■ Your task
Would you retype every line below without changing anything?

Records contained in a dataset
============================================================

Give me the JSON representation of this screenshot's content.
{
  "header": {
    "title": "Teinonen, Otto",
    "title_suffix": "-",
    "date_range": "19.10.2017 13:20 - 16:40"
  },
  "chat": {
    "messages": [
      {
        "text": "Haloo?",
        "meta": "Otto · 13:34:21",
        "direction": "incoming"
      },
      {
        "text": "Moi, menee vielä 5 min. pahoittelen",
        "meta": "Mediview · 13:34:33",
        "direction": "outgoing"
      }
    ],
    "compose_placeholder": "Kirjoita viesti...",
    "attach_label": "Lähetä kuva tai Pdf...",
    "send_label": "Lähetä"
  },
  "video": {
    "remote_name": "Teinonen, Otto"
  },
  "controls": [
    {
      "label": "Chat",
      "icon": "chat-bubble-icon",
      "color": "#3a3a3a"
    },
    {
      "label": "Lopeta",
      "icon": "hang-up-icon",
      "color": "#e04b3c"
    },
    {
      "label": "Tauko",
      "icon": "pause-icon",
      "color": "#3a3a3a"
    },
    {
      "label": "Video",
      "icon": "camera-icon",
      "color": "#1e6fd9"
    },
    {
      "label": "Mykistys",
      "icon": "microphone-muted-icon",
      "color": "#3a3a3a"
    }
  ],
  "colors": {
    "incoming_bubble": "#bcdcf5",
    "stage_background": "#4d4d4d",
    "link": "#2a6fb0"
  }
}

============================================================

■ Response below
Give me the JSON representation of this screenshot's content.
{
  "header": {
    "title": "Teinonen, Otto",
    "title_suffix": "-",
    "date_range": "19.10.2017 13:20 - 16:40"
  },
  "chat": {
    "messages": [
      {
        "text": "Haloo?",
        "meta": "Otto · 13:34:21",
        "direction": "incoming"
      },
      {
        "text": "Moi, menee vielä 5 min. pahoittelen",
        "meta": "Mediview · 13:34:33",
        "direction": "outgoing"
      }
    ],
    "compose_placeholder": "Kirjoita viesti...",
    "attach_label": "Lähetä kuva tai Pdf...",
    "send_label": "Lähetä"
  },
  "video": {
    "remote_name": "Teinonen, Otto"
  },
  "controls": [
    {
      "label": "Chat",
      "icon": "chat-bubble-icon",
      "color": "#3a3a3a"
    },
    {
      "label": "Lopeta",
      "icon": "hang-up-icon",
      "color": "#e04b3c"
    },
    {
      "label": "Tauko",
      "icon": "pause-icon",
      "color": "#3a3a3a"
    },
    {
      "label": "Video",
      "icon": "camera-icon",
      "color": "#1e6fd9"
    },
    {
      "label": "Mykistys",
      "icon": "microphone-muted-icon",
      "color": "#3a3a3a"
    }
  ],
  "colors": {
    "incoming_bubble": "#bcdcf5",
    "stage_background": "#4d4d4d",
    "link": "#2a6fb0"
  }
}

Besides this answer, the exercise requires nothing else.